*** DATASET EXTRACT ***

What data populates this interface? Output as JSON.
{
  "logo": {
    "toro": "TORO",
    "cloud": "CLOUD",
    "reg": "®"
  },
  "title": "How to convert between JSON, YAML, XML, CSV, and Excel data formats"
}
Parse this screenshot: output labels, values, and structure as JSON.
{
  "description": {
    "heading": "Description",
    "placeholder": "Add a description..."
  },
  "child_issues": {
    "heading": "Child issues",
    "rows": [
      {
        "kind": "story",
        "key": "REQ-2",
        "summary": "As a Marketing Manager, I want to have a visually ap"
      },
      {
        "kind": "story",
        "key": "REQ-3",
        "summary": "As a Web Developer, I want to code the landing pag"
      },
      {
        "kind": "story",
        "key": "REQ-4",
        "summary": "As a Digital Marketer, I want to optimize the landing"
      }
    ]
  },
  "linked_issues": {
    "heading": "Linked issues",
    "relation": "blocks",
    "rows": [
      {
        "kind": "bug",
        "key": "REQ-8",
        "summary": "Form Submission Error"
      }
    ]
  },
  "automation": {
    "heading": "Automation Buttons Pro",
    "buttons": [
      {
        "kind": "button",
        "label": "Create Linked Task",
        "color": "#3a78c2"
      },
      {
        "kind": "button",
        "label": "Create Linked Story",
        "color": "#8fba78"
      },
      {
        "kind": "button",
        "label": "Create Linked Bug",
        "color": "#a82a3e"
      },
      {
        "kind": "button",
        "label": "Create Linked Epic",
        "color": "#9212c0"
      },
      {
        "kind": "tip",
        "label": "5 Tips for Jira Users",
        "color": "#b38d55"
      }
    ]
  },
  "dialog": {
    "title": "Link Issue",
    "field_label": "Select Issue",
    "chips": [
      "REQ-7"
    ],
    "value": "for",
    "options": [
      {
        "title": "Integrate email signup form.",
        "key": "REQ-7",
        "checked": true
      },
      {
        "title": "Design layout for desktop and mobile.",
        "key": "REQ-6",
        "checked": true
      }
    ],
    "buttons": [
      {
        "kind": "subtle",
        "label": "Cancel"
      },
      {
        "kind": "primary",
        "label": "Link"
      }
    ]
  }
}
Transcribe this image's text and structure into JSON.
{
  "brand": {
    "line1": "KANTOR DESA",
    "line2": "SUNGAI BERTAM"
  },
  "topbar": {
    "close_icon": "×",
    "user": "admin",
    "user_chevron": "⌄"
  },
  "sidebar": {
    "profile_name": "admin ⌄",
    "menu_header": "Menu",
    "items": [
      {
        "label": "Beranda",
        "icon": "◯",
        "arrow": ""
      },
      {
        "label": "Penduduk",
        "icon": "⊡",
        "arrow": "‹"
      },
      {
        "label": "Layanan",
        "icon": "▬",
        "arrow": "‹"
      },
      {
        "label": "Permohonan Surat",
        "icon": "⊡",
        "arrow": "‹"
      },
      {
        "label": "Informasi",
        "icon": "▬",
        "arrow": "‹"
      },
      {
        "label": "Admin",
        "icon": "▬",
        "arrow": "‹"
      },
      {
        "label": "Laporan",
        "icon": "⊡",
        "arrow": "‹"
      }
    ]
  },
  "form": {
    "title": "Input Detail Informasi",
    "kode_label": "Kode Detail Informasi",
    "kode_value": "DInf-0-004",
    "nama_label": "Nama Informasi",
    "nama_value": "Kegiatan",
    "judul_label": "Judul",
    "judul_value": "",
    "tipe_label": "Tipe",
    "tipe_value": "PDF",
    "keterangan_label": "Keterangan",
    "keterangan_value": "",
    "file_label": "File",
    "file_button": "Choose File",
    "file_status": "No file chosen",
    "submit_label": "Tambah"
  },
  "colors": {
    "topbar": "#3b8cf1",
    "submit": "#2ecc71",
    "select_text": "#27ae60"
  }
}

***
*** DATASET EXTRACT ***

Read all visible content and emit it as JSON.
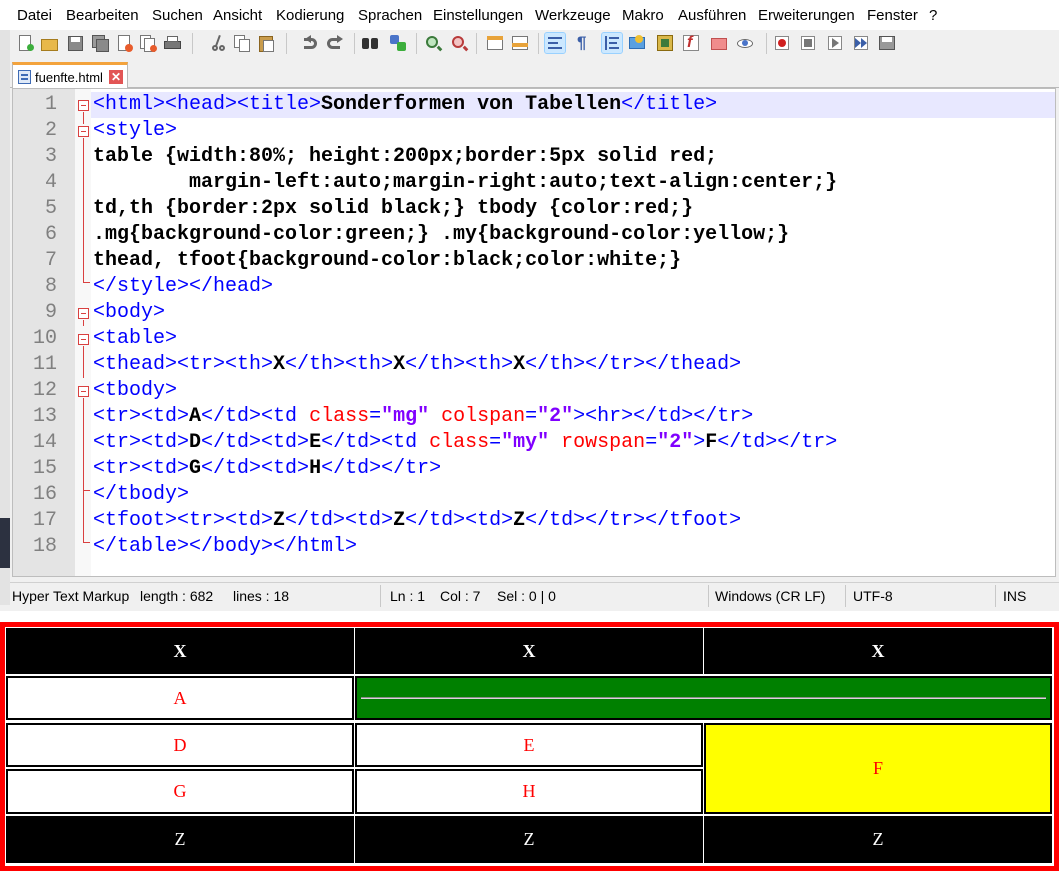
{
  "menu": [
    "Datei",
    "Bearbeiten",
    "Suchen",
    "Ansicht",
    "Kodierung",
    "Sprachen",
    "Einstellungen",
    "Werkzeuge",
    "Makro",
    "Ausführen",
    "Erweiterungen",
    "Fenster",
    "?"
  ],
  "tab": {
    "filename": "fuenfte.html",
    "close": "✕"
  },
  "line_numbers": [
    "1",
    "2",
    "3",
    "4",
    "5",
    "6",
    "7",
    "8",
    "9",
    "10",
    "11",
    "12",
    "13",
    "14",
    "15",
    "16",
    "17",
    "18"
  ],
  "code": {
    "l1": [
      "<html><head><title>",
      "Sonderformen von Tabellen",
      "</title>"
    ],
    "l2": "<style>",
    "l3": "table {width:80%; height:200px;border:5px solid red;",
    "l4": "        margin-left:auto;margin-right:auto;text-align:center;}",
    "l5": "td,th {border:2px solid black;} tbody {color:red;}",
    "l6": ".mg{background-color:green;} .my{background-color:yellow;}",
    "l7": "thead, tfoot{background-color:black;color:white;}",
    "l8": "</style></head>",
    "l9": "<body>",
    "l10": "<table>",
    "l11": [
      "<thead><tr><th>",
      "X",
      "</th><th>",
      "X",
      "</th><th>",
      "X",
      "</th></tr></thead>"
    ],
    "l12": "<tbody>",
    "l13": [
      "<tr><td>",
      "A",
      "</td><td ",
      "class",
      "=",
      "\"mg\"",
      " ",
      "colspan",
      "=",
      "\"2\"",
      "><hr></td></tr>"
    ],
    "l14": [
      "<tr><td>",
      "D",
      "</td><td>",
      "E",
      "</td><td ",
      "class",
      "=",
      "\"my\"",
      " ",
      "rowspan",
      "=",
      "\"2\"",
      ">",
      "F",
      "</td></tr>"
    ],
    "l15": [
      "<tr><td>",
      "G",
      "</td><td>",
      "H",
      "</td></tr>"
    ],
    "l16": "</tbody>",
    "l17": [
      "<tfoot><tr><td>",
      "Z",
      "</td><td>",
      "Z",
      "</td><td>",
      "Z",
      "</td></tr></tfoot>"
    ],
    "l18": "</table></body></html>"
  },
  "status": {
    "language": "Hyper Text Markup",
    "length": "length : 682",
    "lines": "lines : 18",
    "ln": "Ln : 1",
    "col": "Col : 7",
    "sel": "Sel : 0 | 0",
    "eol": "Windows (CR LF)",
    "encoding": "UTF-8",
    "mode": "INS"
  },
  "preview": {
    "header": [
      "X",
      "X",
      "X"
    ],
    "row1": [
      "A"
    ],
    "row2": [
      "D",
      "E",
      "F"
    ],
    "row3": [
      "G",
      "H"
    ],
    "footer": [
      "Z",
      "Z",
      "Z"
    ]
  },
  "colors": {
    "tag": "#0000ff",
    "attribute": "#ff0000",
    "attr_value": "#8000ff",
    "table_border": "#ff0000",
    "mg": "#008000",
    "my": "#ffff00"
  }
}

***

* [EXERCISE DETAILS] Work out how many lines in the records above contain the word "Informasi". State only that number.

* [THE COMPLETED TASK] 4